Depending on the angle from which you see the situation, the ball looks clearly out - or minimally in.

There are many reactions to the verdict.

- As long as there is no air between the ball and the line, the whole ball is not out.

People can try it at home themselves.

Put a round object over a line and you will see that from the side it looks like the ball is out, but from above there is no air between the ball and the line, says Vikings midfielder Kristoffer Løkberg in NRK's ​​WC studio.

But despite that, there were others who weren't quite happy with the decision.

- Why doesn't Fifa show us something that is controversial and that was so costly for the Germans?

Why don't they show it to us?

This is big.

Give us an explanation, Graeme Souness is said to have said in the ITV studio.

"Don't doubt the VAR"

And former great player Gary Neville was on the same track.

He does not dispute the VAR decision itself, but also thinks that the TV viewers should have been able to see the evidence images.

- I don't doubt that VAR has seen the decisive angle or evidence that we haven't seen but why doesn't Fifa let the VAR images go out on the world feed?

In the Premier League, we get to see what is happening and have access to those images.

It's incomprehensible and doesn't make it all transparent, writes Neville on Twitter.

On social media, the debate started late yesterday.

People shared pictures from different angles as proof that the decision was correct or as proof that the decision was wrong.

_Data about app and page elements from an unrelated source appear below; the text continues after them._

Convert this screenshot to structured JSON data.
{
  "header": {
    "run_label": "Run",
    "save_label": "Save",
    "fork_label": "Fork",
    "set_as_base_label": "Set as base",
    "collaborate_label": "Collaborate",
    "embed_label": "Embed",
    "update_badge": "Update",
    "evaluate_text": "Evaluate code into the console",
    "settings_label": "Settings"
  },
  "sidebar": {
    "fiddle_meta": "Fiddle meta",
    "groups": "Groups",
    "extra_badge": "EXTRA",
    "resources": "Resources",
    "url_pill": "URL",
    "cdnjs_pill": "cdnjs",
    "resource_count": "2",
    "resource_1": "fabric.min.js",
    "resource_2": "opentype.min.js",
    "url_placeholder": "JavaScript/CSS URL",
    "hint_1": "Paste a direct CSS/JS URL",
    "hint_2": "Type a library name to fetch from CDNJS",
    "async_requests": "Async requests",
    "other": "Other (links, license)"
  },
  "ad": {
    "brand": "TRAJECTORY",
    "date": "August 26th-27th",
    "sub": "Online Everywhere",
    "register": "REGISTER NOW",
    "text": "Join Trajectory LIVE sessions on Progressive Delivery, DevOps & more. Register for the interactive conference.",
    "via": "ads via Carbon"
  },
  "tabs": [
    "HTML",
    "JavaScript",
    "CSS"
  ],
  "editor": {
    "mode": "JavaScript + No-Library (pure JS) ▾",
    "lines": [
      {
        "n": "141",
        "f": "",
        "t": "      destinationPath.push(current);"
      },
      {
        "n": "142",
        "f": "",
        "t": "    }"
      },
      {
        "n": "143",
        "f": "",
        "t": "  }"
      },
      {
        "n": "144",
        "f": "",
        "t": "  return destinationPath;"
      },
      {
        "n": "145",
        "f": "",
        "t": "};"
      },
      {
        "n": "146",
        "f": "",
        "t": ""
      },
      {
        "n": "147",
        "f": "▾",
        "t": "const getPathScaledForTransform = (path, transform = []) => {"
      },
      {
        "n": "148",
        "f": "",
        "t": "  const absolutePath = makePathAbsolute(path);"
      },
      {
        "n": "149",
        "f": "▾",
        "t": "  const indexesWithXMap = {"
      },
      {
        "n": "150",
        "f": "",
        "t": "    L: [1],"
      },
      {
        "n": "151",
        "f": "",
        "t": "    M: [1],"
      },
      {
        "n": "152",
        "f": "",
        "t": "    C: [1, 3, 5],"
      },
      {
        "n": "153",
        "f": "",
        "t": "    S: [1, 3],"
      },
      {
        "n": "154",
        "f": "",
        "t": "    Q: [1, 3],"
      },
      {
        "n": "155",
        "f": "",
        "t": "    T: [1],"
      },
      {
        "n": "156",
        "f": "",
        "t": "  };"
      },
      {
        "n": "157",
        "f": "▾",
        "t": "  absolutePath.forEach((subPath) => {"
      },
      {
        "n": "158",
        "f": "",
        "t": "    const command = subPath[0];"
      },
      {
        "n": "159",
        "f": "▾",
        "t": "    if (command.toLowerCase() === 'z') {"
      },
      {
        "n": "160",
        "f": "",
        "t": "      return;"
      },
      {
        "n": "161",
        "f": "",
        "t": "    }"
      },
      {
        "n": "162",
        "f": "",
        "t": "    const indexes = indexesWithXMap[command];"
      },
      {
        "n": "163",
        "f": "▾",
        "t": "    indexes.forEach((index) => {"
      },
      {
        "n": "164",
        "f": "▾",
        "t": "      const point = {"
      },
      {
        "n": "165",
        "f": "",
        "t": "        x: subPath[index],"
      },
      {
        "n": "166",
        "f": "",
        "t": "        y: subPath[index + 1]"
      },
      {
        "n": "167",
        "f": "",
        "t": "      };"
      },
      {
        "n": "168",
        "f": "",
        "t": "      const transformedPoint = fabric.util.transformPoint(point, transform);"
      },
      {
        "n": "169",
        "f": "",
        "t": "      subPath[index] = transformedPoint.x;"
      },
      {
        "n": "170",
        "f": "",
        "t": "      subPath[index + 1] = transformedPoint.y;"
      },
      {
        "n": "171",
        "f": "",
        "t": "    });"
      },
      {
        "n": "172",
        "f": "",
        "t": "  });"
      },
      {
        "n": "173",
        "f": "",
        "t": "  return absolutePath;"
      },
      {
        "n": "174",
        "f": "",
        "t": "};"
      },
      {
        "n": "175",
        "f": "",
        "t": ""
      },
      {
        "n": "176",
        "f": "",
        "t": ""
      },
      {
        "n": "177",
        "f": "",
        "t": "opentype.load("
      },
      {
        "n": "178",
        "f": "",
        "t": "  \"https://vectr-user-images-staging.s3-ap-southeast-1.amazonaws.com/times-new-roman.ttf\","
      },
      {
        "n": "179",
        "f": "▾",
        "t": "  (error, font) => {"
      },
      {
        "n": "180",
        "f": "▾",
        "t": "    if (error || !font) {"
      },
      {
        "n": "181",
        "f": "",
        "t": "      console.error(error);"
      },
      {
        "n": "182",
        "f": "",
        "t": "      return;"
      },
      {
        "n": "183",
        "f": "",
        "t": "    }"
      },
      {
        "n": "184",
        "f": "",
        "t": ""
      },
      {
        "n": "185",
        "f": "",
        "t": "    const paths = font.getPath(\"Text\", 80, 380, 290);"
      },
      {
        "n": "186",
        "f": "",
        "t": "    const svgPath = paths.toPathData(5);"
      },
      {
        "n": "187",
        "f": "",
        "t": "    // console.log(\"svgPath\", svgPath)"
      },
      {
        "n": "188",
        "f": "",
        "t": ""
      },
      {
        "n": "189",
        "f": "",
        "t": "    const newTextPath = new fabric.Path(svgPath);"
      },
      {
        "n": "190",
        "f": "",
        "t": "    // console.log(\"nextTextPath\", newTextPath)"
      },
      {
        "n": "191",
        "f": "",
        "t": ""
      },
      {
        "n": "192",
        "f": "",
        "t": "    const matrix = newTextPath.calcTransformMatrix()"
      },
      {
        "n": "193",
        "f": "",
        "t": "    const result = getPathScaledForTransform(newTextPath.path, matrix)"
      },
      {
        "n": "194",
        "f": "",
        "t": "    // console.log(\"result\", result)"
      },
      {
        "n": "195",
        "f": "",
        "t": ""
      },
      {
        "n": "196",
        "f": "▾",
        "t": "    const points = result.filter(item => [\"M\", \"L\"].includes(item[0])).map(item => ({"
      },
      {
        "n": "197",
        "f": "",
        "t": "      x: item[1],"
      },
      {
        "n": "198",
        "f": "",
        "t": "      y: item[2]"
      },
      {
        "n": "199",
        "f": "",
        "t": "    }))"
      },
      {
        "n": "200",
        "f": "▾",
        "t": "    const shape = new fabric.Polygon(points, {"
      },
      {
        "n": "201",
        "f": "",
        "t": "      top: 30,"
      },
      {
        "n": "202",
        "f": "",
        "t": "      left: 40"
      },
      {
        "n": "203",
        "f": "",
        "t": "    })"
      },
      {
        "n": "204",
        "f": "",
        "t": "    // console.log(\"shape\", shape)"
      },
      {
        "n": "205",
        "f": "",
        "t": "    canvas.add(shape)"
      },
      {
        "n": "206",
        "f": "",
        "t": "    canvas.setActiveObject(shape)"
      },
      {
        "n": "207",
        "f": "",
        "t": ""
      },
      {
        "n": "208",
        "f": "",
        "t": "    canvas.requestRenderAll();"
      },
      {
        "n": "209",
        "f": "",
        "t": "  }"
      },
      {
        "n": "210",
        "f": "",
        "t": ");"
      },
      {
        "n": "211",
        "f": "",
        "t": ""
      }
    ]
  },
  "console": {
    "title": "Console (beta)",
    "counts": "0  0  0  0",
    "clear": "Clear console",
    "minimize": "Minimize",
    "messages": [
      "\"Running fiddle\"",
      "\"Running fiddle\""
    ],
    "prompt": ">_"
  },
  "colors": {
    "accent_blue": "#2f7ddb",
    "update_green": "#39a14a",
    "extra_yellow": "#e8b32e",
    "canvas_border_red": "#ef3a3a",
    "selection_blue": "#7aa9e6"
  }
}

For example, you can find lots of clips where people themselves put balls over lines to show that the ball can be in even though it looks like it is out from the wrong angle.